International Policy Digest

Entertainment /11 Jul 2020
07.11.20

‘Olympia’ Review

She is now in the 7th decade of her acting career. She was married to one man for 55 years. She recently turned 89 and is still working regularly. Olympia Dukakis is a marvel to behold. Strong-minded, direct-speaking, charismatic, talented, and long-lasting, she makes a fascinating subject for director Harry Mavromichalis in his first feature-length documentary.

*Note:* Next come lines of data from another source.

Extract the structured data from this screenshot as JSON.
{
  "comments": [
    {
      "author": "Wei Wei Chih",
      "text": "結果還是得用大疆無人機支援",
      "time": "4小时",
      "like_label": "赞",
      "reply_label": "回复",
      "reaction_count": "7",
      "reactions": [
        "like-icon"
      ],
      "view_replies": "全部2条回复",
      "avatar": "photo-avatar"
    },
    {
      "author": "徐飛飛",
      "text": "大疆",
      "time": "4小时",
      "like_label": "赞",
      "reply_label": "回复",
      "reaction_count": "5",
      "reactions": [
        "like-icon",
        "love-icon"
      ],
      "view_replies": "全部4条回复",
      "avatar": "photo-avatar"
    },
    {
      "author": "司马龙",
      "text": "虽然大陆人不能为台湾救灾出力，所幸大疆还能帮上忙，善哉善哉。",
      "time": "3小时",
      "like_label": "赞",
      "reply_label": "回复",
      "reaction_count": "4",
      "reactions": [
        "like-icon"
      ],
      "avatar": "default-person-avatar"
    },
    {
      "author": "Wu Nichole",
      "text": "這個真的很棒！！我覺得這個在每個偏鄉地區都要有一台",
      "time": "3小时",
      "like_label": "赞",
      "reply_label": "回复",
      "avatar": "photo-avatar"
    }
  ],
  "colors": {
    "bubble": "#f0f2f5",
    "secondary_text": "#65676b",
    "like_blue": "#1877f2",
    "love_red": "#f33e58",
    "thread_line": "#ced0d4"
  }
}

An early segment features Ed Asner presenting her star on the Hollywood Walk of Fame. Soon after she admits that “it doesn’t mean anything” to her, but her Academy Award does. She won Best Supporting Actress for her role as Cher’s mother in Moonstruck (1987), and we later see her at the ceremony as her elderly mother is captured watching it unfold on TV. This moment matters because we have already heard Olympia discuss her challenging times growing up with her mother (she claims to have channeled her own mother for the role).

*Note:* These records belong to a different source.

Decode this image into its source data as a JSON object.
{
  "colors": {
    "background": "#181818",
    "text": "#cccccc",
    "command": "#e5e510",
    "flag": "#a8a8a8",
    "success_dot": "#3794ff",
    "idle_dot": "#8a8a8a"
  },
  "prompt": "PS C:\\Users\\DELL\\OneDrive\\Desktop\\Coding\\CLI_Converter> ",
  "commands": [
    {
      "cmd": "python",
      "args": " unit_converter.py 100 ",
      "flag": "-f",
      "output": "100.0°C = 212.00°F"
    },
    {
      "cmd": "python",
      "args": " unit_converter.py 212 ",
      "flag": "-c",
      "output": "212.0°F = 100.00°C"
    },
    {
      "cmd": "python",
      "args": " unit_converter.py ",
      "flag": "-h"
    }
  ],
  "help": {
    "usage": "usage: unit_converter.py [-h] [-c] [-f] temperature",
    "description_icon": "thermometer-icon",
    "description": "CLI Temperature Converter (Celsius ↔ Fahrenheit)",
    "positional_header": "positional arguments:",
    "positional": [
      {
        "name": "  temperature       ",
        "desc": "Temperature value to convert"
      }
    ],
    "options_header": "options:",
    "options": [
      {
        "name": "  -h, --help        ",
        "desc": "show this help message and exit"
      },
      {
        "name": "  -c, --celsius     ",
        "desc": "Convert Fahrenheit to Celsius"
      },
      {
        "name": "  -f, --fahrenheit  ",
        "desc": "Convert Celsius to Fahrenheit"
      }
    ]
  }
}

Much of this documentary was filmed years ago. We are there on her 80th birthday and her 49th wedding anniversary. Clips are included from some of her theater work, as well as movies. Playing a transgender character in PBS’ “Tales of the City” (1993) made her a gay icon, and we see her as Grand Marshal of the Gay Pride parade in San Francisco. This is especially timely today, given that Halle Berry just announced she was stepping down from a transgender role due to the pressure brought on by her not being transgender.

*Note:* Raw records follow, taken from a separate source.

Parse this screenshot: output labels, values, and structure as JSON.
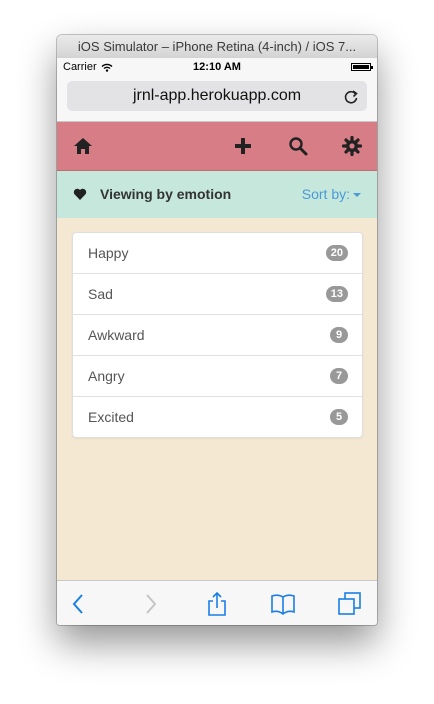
{
  "window": {
    "title": "iOS Simulator – iPhone Retina (4-inch) / iOS 7..."
  },
  "status_bar": {
    "carrier": "Carrier",
    "time": "12:10 AM"
  },
  "address_bar": {
    "url": "jrnl-app.herokuapp.com"
  },
  "navbar": {
    "background": "#d67d85",
    "icons": [
      "home-icon",
      "plus-icon",
      "search-icon",
      "gear-icon"
    ]
  },
  "subheader": {
    "title": "Viewing by emotion",
    "sort_label": "Sort by:",
    "background": "#c6e8dc",
    "accent": "#4a9ad8"
  },
  "emotions": [
    {
      "label": "Happy",
      "count": "20"
    },
    {
      "label": "Sad",
      "count": "13"
    },
    {
      "label": "Awkward",
      "count": "9"
    },
    {
      "label": "Angry",
      "count": "7"
    },
    {
      "label": "Excited",
      "count": "5"
    }
  ],
  "page_background": "#f5e8d3",
  "toolbar": {
    "icons": [
      "back-icon",
      "forward-icon",
      "share-icon",
      "bookmarks-icon",
      "tabs-icon"
    ]
  }
}
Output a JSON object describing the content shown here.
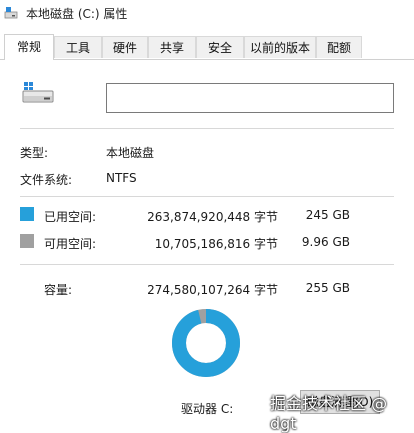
{
  "window": {
    "title": "本地磁盘 (C:) 属性"
  },
  "tabs": [
    {
      "label": "常规"
    },
    {
      "label": "工具"
    },
    {
      "label": "硬件"
    },
    {
      "label": "共享"
    },
    {
      "label": "安全"
    },
    {
      "label": "以前的版本"
    },
    {
      "label": "配额"
    }
  ],
  "general": {
    "name_value": "",
    "type_label": "类型:",
    "type_value": "本地磁盘",
    "fs_label": "文件系统:",
    "fs_value": "NTFS",
    "used": {
      "label": "已用空间:",
      "bytes": "263,874,920,448 字节",
      "size": "245 GB",
      "color": "#26a0da"
    },
    "free": {
      "label": "可用空间:",
      "bytes": "10,705,186,816 字节",
      "size": "9.96 GB",
      "color": "#a0a0a0"
    },
    "capacity": {
      "label": "容量:",
      "bytes": "274,580,107,264 字节",
      "size": "255 GB"
    },
    "used_fraction": 0.961,
    "drive_label": "驱动器 C:",
    "cleanup_button": "磁盘清理(D)"
  },
  "watermark": "掘金技术社区 @ dgt",
  "icons": {
    "app": "drive-properties-icon",
    "drive": "hard-drive-icon"
  }
}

Olympia is very forthcoming in discussing her approach to life, and life itself. She discloses the initial doubts she had regarding a woman’s place in Greek history, before bucking up and proclaiming “it’s not me that’s less.” When she felt the theater world considered her “too ethnic,” in 1973 she founded The Whole Theater in Montclair, New Jersey. She refused to let the world place limits on what she could do. She offers up many personal memories such as her time fencing at Boston University – stories that provide clear examples of her personality and makeup.

As I watched the film, my thought was that it meandered a bit too much. Upon reflection, it makes complete sense, as that’s the manner in which she lives and works and thinks. We see clips as she converses with her cousin Michael Dukakis, the former Governor of Massachusetts, during his candidacy for president. The film bounces around with stops in New York, Los Angeles, Toronto, and Cyprus. Toronto was for a Norman Jewison retrospective (including Moonstruck), and while in Cyprus we walk the aisles of a grocery store with her (very weird).

Insight is offered from fellow actors such as Laura Linney, Austin Pendleton, Lainie Kazan, and Whoopi Goldberg, but it’s really the bits and pieces we get regarding her long-term marriage to actor Louis Zorich that are most meaningful. The couple discuss why their marriage and partnership has worked, and how friendship is the key. Louis passed away in 2018, and Olympia continues to act and teach acting classes. We even get a peek behind the curtain when we watch her work through/find a character in rehearsal. Seemingly tacked on towards the end are clips from a trip to her mother’s village in Greece with her daughter and grandkids. It’s a chance to see her interact with local women, and does provide a stark contrast to what Olympia has done with her life. She claims that she can “remember plays and theaters”; however, “it’s people” she doesn’t remember. She can be certain that people will remember her.

Olympia is available on Virtual Cinema.